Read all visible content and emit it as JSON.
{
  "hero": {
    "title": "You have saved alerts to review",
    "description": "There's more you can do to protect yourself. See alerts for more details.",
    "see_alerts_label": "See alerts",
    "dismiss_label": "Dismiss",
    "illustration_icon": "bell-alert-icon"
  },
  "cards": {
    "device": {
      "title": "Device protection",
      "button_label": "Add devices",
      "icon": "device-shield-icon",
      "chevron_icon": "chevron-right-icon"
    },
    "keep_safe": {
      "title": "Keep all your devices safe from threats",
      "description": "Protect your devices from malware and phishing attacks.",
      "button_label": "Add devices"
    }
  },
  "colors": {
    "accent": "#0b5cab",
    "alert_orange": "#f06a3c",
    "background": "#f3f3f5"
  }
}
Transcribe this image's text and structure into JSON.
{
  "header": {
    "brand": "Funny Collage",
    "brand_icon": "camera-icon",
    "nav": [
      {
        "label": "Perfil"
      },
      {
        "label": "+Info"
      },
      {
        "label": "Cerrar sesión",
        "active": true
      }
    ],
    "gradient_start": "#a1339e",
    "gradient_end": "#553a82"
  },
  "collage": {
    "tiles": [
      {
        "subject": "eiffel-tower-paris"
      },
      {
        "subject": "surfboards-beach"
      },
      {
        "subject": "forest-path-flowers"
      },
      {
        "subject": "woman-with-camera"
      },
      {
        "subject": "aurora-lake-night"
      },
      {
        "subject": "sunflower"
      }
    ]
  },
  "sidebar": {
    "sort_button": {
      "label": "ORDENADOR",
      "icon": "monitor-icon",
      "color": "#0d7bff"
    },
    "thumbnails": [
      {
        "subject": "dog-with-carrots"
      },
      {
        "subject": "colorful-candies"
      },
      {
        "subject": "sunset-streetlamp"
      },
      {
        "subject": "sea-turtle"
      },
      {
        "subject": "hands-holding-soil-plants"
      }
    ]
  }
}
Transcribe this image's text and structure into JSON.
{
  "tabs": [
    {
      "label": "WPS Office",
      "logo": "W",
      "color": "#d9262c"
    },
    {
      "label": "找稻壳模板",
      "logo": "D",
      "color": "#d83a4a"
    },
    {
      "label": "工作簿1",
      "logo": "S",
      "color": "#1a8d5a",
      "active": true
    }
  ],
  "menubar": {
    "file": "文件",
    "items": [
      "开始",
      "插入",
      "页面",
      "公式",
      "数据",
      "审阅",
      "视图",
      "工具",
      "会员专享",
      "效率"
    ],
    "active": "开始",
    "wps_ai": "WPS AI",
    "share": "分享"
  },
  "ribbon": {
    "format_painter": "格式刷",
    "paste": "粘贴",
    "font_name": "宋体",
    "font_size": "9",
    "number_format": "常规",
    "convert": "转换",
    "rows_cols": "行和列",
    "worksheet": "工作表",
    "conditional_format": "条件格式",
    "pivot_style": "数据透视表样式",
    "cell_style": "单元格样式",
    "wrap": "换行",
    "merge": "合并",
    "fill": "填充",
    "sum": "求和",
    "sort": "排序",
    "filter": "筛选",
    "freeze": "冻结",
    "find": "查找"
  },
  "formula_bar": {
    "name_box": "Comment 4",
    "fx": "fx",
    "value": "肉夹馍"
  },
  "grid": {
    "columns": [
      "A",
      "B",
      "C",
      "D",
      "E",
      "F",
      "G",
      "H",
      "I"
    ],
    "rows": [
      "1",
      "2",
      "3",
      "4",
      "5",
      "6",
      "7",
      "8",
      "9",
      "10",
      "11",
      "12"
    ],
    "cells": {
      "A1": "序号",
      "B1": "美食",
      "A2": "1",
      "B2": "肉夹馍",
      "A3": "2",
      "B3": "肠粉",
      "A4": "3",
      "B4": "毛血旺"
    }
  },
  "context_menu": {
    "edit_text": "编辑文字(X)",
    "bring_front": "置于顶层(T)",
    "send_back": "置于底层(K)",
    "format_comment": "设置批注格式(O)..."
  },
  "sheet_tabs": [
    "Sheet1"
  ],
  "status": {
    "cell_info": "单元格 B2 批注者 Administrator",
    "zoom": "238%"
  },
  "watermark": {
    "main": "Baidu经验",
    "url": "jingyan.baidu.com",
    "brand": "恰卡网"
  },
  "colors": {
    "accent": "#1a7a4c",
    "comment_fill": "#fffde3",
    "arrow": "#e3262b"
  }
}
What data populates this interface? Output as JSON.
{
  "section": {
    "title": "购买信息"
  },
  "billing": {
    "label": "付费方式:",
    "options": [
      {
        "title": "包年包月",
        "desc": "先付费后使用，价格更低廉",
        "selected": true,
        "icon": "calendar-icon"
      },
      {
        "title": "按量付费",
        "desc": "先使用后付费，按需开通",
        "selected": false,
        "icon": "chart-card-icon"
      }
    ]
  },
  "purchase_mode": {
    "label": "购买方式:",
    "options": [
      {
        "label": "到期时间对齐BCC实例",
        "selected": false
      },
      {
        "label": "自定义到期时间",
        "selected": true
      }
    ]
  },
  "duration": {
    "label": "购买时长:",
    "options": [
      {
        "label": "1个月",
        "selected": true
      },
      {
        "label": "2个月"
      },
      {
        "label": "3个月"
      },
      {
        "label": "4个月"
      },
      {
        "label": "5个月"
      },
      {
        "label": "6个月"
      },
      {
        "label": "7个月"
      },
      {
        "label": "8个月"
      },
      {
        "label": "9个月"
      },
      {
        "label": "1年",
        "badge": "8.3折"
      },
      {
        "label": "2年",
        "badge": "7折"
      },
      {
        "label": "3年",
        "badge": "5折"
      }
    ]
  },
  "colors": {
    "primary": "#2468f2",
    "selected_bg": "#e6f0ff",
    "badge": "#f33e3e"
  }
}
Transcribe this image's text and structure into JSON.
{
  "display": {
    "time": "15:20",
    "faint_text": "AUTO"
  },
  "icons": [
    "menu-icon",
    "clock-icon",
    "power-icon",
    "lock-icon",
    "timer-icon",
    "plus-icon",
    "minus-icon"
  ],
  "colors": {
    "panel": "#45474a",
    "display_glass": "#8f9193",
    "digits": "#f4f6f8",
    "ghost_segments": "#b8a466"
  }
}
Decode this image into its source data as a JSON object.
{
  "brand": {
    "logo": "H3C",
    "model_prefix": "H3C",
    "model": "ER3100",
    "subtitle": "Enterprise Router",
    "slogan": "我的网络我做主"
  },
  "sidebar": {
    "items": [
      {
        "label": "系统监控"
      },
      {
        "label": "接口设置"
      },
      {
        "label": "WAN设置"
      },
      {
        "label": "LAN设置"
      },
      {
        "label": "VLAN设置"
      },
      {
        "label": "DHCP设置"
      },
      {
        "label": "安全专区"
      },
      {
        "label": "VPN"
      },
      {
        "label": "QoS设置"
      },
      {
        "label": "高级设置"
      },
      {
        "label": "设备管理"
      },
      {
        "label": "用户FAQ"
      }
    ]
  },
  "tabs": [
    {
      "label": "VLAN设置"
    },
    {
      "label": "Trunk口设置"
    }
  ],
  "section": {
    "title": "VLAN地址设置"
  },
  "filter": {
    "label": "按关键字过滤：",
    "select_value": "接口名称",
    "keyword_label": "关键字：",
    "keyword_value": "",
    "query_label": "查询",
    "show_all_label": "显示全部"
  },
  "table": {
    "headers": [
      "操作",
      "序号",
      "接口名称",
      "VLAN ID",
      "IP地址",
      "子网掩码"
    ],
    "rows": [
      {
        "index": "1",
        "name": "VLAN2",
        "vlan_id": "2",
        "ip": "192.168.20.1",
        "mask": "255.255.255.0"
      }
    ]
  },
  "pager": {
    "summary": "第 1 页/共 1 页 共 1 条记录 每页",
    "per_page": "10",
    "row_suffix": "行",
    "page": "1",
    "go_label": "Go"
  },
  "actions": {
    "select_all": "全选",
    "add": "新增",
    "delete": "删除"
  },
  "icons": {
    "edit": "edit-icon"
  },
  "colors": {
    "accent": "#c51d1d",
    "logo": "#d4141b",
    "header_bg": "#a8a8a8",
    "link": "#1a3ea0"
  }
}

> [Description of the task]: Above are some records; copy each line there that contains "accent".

> [Answer area]:
    "accent": "#0b5cab",
    "accent": "#1a7a4c",
    "accent": "#c51d1d",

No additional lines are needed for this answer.